> **ACTIVITY**: Copy out every line of the data that follows, exactly.

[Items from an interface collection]
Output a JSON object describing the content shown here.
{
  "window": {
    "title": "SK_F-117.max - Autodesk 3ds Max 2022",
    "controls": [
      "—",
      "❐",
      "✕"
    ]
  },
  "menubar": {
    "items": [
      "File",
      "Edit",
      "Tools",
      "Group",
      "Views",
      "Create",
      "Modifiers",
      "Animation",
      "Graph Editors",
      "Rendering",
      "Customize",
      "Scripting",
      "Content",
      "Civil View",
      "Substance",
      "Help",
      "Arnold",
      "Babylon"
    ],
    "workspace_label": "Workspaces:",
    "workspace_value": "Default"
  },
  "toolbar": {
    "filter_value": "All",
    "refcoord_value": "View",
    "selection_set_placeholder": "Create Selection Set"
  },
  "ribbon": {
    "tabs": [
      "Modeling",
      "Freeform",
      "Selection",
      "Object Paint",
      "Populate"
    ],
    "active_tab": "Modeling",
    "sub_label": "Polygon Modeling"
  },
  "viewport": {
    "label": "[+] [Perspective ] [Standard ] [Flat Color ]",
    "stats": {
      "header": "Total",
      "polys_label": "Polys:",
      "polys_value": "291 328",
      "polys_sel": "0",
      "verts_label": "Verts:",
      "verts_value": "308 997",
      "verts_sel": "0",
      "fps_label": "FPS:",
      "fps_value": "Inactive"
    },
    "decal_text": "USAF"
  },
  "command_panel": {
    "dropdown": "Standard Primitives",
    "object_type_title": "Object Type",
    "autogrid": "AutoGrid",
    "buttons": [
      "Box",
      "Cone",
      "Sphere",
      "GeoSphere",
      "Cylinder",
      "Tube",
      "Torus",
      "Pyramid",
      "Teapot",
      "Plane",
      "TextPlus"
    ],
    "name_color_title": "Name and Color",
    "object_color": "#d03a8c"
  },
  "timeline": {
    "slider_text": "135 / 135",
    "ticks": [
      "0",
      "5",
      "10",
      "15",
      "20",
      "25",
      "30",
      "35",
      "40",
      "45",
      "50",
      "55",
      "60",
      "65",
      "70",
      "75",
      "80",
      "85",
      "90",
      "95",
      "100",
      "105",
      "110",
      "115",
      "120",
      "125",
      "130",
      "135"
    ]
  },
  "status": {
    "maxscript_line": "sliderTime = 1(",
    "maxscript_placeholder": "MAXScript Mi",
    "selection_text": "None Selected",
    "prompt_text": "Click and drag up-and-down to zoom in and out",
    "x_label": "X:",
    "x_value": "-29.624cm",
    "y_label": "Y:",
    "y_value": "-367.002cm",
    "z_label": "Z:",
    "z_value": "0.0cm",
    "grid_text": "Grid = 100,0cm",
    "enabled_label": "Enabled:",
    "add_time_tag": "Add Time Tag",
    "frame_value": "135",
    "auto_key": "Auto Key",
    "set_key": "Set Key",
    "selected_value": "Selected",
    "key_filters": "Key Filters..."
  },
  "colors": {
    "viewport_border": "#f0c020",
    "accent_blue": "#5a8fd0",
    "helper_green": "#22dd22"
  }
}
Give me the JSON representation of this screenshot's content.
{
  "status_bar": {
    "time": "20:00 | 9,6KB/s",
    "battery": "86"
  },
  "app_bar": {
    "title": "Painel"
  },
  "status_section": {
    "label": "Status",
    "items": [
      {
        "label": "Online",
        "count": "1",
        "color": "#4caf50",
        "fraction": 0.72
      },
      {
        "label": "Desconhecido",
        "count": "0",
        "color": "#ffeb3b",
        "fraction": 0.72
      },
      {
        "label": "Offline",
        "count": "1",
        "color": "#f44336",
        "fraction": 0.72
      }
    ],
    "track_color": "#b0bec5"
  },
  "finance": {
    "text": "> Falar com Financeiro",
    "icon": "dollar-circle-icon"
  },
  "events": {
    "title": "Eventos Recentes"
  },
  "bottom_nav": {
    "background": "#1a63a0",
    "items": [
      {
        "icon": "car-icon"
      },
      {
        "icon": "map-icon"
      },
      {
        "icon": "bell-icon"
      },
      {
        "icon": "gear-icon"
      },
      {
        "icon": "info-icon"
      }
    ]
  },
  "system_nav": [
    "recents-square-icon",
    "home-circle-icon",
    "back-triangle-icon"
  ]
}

> **WRITTEN ANSWER**:
Output a JSON object describing the content shown here.
{
  "window": {
    "title": "SK_F-117.max - Autodesk 3ds Max 2022",
    "controls": [
      "—",
      "❐",
      "✕"
    ]
  },
  "menubar": {
    "items": [
      "File",
      "Edit",
      "Tools",
      "Group",
      "Views",
      "Create",
      "Modifiers",
      "Animation",
      "Graph Editors",
      "Rendering",
      "Customize",
      "Scripting",
      "Content",
      "Civil View",
      "Substance",
      "Help",
      "Arnold",
      "Babylon"
    ],
    "workspace_label": "Workspaces:",
    "workspace_value": "Default"
  },
  "toolbar": {
    "filter_value": "All",
    "refcoord_value": "View",
    "selection_set_placeholder": "Create Selection Set"
  },
  "ribbon": {
    "tabs": [
      "Modeling",
      "Freeform",
      "Selection",
      "Object Paint",
      "Populate"
    ],
    "active_tab": "Modeling",
    "sub_label": "Polygon Modeling"
  },
  "viewport": {
    "label": "[+] [Perspective ] [Standard ] [Flat Color ]",
    "stats": {
      "header": "Total",
      "polys_label": "Polys:",
      "polys_value": "291 328",
      "polys_sel": "0",
      "verts_label": "Verts:",
      "verts_value": "308 997",
      "verts_sel": "0",
      "fps_label": "FPS:",
      "fps_value": "Inactive"
    },
    "decal_text": "USAF"
  },
  "command_panel": {
    "dropdown": "Standard Primitives",
    "object_type_title": "Object Type",
    "autogrid": "AutoGrid",
    "buttons": [
      "Box",
      "Cone",
      "Sphere",
      "GeoSphere",
      "Cylinder",
      "Tube",
      "Torus",
      "Pyramid",
      "Teapot",
      "Plane",
      "TextPlus"
    ],
    "name_color_title": "Name and Color",
    "object_color": "#d03a8c"
  },
  "timeline": {
    "slider_text": "135 / 135",
    "ticks": [
      "0",
      "5",
      "10",
      "15",
      "20",
      "25",
      "30",
      "35",
      "40",
      "45",
      "50",
      "55",
      "60",
      "65",
      "70",
      "75",
      "80",
      "85",
      "90",
      "95",
      "100",
      "105",
      "110",
      "115",
      "120",
      "125",
      "130",
      "135"
    ]
  },
  "status": {
    "maxscript_line": "sliderTime = 1(",
    "maxscript_placeholder": "MAXScript Mi",
    "selection_text": "None Selected",
    "prompt_text": "Click and drag up-and-down to zoom in and out",
    "x_label": "X:",
    "x_value": "-29.624cm",
    "y_label": "Y:",
    "y_value": "-367.002cm",
    "z_label": "Z:",
    "z_value": "0.0cm",
    "grid_text": "Grid = 100,0cm",
    "enabled_label": "Enabled:",
    "add_time_tag": "Add Time Tag",
    "frame_value": "135",
    "auto_key": "Auto Key",
    "set_key": "Set Key",
    "selected_value": "Selected",
    "key_filters": "Key Filters..."
  },
  "colors": {
    "viewport_border": "#f0c020",
    "accent_blue": "#5a8fd0",
    "helper_green": "#22dd22"
  }
}
Give me the JSON representation of this screenshot's content.
{
  "status_bar": {
    "time": "20:00 | 9,6KB/s",
    "battery": "86"
  },
  "app_bar": {
    "title": "Painel"
  },
  "status_section": {
    "label": "Status",
    "items": [
      {
        "label": "Online",
        "count": "1",
        "color": "#4caf50",
        "fraction": 0.72
      },
      {
        "label": "Desconhecido",
        "count": "0",
        "color": "#ffeb3b",
        "fraction": 0.72
      },
      {
        "label": "Offline",
        "count": "1",
        "color": "#f44336",
        "fraction": 0.72
      }
    ],
    "track_color": "#b0bec5"
  },
  "finance": {
    "text": "> Falar com Financeiro",
    "icon": "dollar-circle-icon"
  },
  "events": {
    "title": "Eventos Recentes"
  },
  "bottom_nav": {
    "background": "#1a63a0",
    "items": [
      {
        "icon": "car-icon"
      },
      {
        "icon": "map-icon"
      },
      {
        "icon": "bell-icon"
      },
      {
        "icon": "gear-icon"
      },
      {
        "icon": "info-icon"
      }
    ]
  },
  "system_nav": [
    "recents-square-icon",
    "home-circle-icon",
    "back-triangle-icon"
  ]
}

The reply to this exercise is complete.